There are two kinds of spiritual laws, two kinds of conscience, one in men and a quite different one in women. They do not understand each other; but the woman is judged in practical life according to the man’s law, as if she were not a woman but a man…. A woman cannot be herself in the society of to-day, which is exclusively a masculine society, with laws written by men

This was written while finishing A Doll’s House, which premiered the following year. Ibsen’s most immediate philosophical and political statement, A Doll’s House dramatized the spiritual and existential destruction of women living within a patriarchal system.

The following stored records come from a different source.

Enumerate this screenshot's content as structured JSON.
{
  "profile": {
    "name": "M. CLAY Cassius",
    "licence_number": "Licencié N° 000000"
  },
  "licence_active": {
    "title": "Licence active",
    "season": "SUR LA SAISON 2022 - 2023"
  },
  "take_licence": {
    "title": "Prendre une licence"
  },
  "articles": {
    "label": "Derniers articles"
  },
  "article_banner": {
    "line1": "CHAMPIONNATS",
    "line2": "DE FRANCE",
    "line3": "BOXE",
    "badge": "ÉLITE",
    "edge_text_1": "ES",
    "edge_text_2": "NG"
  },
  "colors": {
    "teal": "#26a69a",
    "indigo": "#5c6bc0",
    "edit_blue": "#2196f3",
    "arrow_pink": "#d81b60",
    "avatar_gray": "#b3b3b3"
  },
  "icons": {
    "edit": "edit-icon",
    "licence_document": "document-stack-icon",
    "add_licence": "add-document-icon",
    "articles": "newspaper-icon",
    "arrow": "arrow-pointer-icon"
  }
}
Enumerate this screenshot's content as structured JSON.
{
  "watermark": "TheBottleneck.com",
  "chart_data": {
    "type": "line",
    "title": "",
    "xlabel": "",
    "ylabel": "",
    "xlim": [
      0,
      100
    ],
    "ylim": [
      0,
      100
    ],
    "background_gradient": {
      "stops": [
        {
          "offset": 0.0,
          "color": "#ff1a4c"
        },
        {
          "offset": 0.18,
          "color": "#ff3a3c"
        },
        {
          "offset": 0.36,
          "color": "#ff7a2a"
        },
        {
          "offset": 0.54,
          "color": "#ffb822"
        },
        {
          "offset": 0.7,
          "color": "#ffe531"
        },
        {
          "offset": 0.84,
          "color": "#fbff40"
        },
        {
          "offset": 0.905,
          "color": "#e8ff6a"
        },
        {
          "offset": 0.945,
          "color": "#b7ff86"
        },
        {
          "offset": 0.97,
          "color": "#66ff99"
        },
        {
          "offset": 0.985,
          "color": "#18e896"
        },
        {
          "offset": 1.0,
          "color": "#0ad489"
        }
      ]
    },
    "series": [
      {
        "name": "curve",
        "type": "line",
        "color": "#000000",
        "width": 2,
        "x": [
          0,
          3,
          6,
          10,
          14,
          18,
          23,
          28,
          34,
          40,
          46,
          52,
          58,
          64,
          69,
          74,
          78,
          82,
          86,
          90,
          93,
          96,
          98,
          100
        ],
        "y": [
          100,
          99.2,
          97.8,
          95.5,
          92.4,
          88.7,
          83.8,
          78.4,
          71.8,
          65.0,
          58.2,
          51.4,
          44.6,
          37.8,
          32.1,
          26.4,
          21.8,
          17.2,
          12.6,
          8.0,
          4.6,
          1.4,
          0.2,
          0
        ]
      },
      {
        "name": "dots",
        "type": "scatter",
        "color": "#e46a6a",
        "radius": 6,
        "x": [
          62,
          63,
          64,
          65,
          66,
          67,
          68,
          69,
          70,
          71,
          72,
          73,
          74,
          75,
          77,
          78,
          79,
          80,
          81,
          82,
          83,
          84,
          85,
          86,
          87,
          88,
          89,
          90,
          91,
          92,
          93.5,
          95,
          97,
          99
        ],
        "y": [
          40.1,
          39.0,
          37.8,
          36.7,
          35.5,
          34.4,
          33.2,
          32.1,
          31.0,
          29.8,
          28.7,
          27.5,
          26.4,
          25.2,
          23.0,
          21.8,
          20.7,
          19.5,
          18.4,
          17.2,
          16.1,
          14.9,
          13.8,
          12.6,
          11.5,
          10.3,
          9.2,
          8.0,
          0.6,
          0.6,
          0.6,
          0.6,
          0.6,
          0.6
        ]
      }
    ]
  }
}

Mabou Mines affirms Ibsen’s original philosophical position, but extends and problematizes it by casting actors of short stature in all of the male roles. What results is a literalized vision of universally arrested development; while outwardly exerting control, the men in this production also suffer under the weight of their own crippled system. They seem either unaware or unwilling to acknowledge their condition of moral and ethical truncation, committed to ritualized power and the status quo as children clinging to mother. Indeed the men in Bruer’s dollhouse seem preoccupied with the womb, suggested by the enveloping red curtains and nursery room set design, fiercely holding on to a sense of security and comfort and infantilized by a dependence on the maternal order of a literally miniaturized world created and maintained by women on their behalf. A row between Nora and Torval early on ends with an enforced silence. Torval then comments on how “ cozy and peaceful” their house is. This refrain is heard throughout the action.

The very pregnant maid Helene telegraphs the status of the inhabitants of this dollhouse as not yet born morally or ethically, and creates a profound dramatic tension through this imminence. When Nora and Torval’s dear friend Dr Rank dies, this tension is somewhat relieved as he is enveloped in Helene’s arms and carried off-stage, perhaps to be finally born. This masterfully sets up the denouement, but in the end it is Nora who is born.

There are moments of intense physicality that become almost slapstick. Rather than resulting in comic effect, it becomes a grotesque physical awkwardness, further literalizing the notion of these people as children not yet adept at their bodies’ mechanics. Nora crawls around the stage, simultaneously reducing herself to her husbands stature and suggesting an inability to manage the demands of her adult body.

This is a production at once grand in its ambition and modest in its scope. Conceptually it attempts to unpack the subtext of Ibsen’s script, literalizing its emotional content while remaining philosophically consistent with the original. The casting of actors of small stature in the roles of oppressors recalls Nietzsche’s assertion that the strong must protect themselves from the weak. When those in positions of power are ethically or morally diminished the result is a general contamination of social conditions. Indeed the small men are still in charge.